Matthew A. Sprosty’s world premiere of Malicious Bunny contains an amazing scene. Near the end of Act One, blue collar worker Jonathan (Markus Taylor) visits the very swank, expensive apartment of his wife Angela’s (Heidi-Marie Ferren) parents. Mr. and Mrs. Parsby (Larry Gilman and Jennifer Edwards) pretty clearly despise their son-in-law. They certainly have no desire to look at him, much less talk with him. Reasons why—apart from the snobbery of money—emerge as Jonathan, whose visit clearly surprises them, insists on staying. What the parents don’t realize is that Angela is with them as well. She listens to it all via her husband’s Bluetooth, and she remains in constant communication with him.
Honestly, doesn’t that description whet your dramatic appetite, at least a bit? Because honestly, this wonderful scene eclipses everything else in the play. It plays out with tension and mystery, character and tensions emerging one after another, while the cast does a genuinely splendid job.
It also leads up to murder.
Here lies the problem. Not that we already know such is the reason for the visit (although from a technical point of view that does weaken the scene) but because the rest of the play never reaches this level. Understand—elements turn out quite interesting, even engaging, but overall the script remains uneven. Billed a dark comedy, honestly I hardly ever laughed or even grinned. Part of that must lie with the slow way scenes shifted (this remains a complaint of mine with many productions—no one wants to watch furniture being moved) but also frankly the lack of insight we receive about most of the characters. The only one who consistently seems very much alive and himself is Greg (Andrew McIntyre) whose relationship with best friend Jonathan remains the biggest unexplored mystery of the play.
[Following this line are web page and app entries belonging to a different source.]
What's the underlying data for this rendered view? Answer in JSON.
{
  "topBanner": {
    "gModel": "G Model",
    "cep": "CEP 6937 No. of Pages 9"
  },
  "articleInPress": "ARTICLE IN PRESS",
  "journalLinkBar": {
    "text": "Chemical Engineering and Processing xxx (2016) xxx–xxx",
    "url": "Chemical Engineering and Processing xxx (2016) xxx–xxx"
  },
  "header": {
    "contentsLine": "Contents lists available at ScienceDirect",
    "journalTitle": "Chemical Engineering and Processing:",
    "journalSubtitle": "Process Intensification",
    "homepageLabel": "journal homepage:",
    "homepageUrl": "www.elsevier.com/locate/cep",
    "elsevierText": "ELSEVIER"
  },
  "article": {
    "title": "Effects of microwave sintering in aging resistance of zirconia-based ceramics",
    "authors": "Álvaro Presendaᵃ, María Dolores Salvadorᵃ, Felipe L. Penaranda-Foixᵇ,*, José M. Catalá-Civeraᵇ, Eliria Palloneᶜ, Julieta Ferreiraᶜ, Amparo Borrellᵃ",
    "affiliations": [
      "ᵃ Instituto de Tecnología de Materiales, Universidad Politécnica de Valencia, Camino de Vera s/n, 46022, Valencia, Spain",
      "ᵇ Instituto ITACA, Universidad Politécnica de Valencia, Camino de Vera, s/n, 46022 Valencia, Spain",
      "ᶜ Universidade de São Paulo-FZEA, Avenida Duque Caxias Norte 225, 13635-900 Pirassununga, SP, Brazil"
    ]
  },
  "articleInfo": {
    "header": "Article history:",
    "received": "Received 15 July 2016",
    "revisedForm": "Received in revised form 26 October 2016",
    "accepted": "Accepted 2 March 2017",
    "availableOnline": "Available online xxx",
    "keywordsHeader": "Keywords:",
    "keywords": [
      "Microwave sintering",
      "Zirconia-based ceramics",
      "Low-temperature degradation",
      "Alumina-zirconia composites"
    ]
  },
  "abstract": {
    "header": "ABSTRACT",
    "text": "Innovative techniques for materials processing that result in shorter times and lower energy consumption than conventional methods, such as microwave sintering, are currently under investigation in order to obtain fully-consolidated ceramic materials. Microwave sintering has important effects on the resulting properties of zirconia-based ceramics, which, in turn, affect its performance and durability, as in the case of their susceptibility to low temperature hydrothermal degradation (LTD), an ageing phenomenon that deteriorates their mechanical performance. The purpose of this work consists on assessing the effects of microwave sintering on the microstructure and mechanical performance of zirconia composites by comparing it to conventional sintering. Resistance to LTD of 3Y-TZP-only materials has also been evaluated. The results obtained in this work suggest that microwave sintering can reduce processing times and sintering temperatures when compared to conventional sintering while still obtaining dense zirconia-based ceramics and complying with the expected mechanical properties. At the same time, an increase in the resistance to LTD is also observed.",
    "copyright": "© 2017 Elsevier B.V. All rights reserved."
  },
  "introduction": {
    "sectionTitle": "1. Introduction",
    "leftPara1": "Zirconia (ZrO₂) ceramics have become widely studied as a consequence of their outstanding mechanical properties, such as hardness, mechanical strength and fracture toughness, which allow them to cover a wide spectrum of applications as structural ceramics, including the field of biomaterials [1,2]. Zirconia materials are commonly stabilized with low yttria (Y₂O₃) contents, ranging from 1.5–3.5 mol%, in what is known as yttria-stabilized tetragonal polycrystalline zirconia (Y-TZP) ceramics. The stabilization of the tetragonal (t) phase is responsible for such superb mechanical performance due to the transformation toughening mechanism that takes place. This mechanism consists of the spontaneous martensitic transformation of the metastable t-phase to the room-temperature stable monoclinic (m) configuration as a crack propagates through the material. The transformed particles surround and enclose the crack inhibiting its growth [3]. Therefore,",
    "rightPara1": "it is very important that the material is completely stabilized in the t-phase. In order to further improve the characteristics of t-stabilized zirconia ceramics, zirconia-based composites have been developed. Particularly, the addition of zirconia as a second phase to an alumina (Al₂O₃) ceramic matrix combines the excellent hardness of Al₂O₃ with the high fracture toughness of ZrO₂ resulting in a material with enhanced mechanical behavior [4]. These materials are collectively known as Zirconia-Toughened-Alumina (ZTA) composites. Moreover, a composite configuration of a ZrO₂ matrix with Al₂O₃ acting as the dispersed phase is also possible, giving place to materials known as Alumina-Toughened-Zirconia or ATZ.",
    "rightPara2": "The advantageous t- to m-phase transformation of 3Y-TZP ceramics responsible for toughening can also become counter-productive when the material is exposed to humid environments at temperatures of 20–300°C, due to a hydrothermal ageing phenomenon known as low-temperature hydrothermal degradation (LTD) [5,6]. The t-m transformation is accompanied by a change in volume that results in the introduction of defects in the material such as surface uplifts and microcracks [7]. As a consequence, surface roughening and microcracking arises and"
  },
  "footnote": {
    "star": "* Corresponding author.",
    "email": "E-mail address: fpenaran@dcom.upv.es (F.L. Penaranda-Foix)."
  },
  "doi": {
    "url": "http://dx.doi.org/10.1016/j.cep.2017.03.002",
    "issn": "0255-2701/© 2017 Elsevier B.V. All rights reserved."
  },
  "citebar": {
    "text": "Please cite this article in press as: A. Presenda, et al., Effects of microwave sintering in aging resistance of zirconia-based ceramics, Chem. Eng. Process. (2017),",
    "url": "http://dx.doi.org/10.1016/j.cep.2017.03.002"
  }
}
Clearly, the playwright has some real talent. Ditto the cast. Director Bryan Fox shows some skill and cleverness, albeit amid some problems, but truthfully the production does not gel into a coherent experience. Given its avowed nature as a comedy, this comes down more than anything to rhythm. One can indeed shift tone and genre successfully and to great effect. But the skill to do so only shows in small flashes. Meanwhile three extremely minor characters—the Pit Boss (Nicholas Maes), Detective Grilling (Tess Kartel) and Detective Ispy (James Vallejo)—seem wasted. Honestly I could not figure a single reason for the first of the three to even be in the script! The other two come across as just weird, but purposelessly so. I like weird. But weird needs to fit. Just as a deliberately jarring note in a piece of music has to be the right jarring note and placed in just the right moment.